“With a favour to ask we review our list of friends, do justice to their more amiable qualities, forgive their little offences, and concerning each in turn, try to arrive at the conclusion that he will be eager to oblige us” (218).
“But selfish people always think their own discomfort of more importance than anything else in the world” (241). We all know somebody like this, right? (It may be the person in the mirror…)
“I know that people who spend a great deal of money on themselves without knowing how they shall pay, must be selfish. They are always thinking of what they can get for themselves, and not of what other people may lose” (241). I can’t help but think of the recent financial crisis in my country.
“Oh, stinginess may be abused like other virtues: it will not do to keep one’s own pigs lean” (365).
“A bad workman of any sort makes his fellows mistrusted” (387). Hence, my distrust of doctors.
“When one sees a perfect woman, one never thinks of her attributes―one is conscious of her presence” (413). I don’t know what to think about this one. I get the idea, but it strikes me as strange because nobody is perfect.
“[W]hat loneliness is more lonely than distrust?” (418).
“In my opinion Mrs. Casaubon should do what would give her the most repose of mind. That repose will not always come from being forbidden to act” (468).
“But what we call our despair is often only the painful eagerness of unfed hope” (475).
“Men outlive their love, but they don’t outlive the consequences of their recklessness” (490). Any adulterer can tell you that, and if he or she can’t, they someday will (or should).

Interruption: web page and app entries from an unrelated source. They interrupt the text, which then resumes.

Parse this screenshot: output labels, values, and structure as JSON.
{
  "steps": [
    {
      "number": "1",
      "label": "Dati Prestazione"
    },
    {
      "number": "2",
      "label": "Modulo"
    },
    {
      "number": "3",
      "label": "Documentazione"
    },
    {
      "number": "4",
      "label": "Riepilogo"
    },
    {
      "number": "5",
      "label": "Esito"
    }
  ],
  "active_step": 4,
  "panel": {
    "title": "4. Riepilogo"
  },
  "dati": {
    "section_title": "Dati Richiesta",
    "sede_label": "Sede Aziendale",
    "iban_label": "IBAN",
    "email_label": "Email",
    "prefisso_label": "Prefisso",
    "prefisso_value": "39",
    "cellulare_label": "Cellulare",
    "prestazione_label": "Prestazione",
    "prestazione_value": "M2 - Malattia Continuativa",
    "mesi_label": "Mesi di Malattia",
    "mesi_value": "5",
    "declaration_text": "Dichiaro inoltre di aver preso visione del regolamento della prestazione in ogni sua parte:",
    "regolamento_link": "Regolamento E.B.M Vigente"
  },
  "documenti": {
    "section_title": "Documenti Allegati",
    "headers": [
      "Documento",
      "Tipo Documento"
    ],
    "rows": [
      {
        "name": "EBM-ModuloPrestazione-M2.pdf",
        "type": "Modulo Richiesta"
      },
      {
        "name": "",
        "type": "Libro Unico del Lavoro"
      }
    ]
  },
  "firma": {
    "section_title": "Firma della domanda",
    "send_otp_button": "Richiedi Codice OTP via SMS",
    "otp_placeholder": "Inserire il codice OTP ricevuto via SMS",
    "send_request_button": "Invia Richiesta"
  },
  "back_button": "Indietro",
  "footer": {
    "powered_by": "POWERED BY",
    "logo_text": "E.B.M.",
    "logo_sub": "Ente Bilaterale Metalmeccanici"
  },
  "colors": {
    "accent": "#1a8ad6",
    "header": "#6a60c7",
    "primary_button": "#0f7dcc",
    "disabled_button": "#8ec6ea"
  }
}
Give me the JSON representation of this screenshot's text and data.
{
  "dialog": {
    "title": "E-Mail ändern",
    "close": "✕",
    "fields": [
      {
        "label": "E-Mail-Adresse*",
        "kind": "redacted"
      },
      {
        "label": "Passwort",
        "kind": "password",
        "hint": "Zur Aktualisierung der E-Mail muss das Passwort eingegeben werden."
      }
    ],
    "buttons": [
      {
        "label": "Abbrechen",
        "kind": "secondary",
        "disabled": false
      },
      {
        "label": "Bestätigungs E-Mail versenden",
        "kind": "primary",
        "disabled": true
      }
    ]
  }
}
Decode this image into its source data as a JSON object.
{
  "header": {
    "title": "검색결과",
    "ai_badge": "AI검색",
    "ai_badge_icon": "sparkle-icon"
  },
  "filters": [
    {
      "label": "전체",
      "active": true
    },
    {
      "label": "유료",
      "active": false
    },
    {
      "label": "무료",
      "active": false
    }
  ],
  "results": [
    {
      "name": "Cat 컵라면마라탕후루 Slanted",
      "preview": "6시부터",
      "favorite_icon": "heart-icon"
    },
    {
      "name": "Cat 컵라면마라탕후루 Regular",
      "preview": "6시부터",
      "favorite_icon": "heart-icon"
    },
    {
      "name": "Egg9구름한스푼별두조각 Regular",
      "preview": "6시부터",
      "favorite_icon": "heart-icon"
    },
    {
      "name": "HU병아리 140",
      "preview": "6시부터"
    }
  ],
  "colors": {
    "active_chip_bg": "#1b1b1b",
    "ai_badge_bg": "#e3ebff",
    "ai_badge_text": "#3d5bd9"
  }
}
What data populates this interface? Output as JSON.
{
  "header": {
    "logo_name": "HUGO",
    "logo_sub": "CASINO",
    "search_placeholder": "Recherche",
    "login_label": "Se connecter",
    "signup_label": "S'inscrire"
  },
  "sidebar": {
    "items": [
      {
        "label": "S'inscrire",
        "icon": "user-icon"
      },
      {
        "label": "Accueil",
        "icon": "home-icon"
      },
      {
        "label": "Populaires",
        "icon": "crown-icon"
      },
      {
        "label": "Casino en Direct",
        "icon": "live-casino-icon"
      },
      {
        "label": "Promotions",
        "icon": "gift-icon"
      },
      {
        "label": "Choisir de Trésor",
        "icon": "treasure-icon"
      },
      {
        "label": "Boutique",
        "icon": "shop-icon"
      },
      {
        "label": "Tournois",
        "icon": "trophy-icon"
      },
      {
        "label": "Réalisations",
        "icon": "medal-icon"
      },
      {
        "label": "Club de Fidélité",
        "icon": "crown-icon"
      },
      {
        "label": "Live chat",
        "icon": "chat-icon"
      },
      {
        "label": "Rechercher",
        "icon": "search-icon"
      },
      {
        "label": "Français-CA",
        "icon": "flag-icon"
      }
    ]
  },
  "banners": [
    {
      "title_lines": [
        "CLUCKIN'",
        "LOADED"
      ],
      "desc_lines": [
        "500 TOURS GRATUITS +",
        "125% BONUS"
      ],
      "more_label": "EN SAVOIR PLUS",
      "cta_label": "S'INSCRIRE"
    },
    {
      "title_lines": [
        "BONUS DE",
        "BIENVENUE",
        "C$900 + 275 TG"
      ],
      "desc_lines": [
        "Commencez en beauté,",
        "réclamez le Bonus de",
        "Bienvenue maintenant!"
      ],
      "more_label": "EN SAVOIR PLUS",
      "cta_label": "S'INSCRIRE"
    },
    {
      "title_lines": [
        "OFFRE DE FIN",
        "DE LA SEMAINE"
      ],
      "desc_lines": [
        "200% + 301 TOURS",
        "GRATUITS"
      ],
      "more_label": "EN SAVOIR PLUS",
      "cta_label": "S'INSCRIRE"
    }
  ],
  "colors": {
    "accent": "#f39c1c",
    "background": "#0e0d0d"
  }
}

“They say Fortune is a woman and capricious. But sometimes she is a good woman and gives to those who merit” (512). Ah, meritocracy. If only it really existed.
“Oh dear, yes; appearances have very little to do with happiness” (621).
“People glorify all sorts of bravery except the bravery they might show on behalf of their nearest neighbors” (700). Why don’t we glorify kindness a little more?
The best quote, in my opinion:
“[C]haracter is not cut in marble―it is not something solid and unalterable. It is something living and changing, and may become diseased as our bodies do” (700). I love this quote. But I love what Dorothea responds even more. She says, “Then it may be rescued and healed” (700).
I hope you enjoyed these pearls of wisdom from Middlemarch. I will treasure this book forever (I know. What a cliché!), and I’m glad I had a chance to write down my random thoughts about it before I’m on to the next big book and forget all of the talent, observations, and wit of George Eliot.
What’s your favorite quote from those above? (Or did I miss any gems from the book?)
Eliot, George. Middlemarch. New York: Modern Library, 2000.